And this has been followed by the continued rise of Iran's footprint in the region. Gone are the days when Iran was careful to hide its involvement in neighbouring countries; its Shi'ite proxies now openly proclaim their allegiance to Iran, and are actively engaged in warfare in Iraq, Syria and Lebanon.

It is a nightmare which has already cost the lives of about 400,000 Syrians. And even if Western-trained and supplied forces succeed in defeating ISIS, violence will merely shift to other targets. The basic fact remains that the borders of the region's states - carved out by the old colonial masters of Britain and France almost exactly a century ago - are slowly melting down.

In theory, it is possible that the incoming Donald Trump administration will reverse course. But some of its proposed initiatives, such as the repudiation of the nuclear deal with Iran, will only guarantee an even higher level of regional violence. And Mr Trump's close association with Israel will continue to hamper US efforts to influence the behaviour of other Arab states.

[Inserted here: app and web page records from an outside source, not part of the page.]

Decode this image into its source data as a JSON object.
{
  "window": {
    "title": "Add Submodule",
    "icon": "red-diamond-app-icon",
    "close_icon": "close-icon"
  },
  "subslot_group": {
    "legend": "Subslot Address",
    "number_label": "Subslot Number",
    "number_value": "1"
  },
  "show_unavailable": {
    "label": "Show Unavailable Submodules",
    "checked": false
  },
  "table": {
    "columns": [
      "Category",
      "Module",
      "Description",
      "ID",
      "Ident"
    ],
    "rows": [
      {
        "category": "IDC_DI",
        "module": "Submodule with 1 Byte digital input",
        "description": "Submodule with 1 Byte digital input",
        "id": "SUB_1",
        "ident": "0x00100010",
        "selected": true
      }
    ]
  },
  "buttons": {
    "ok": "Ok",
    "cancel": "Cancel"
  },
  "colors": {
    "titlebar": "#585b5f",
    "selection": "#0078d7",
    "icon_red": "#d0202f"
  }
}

The bitter irony is that Mr Obama, who came into office determined to stabilise the Middle East by withdrawing US military commitments, now leaves behind a smouldering Middle East whose flames will take years to control.

A version of this article appeared in the print edition of The Straits Times on December 31, 2016, with the headline 'Mid-East's new power brokers '. Print Edition | Subscribe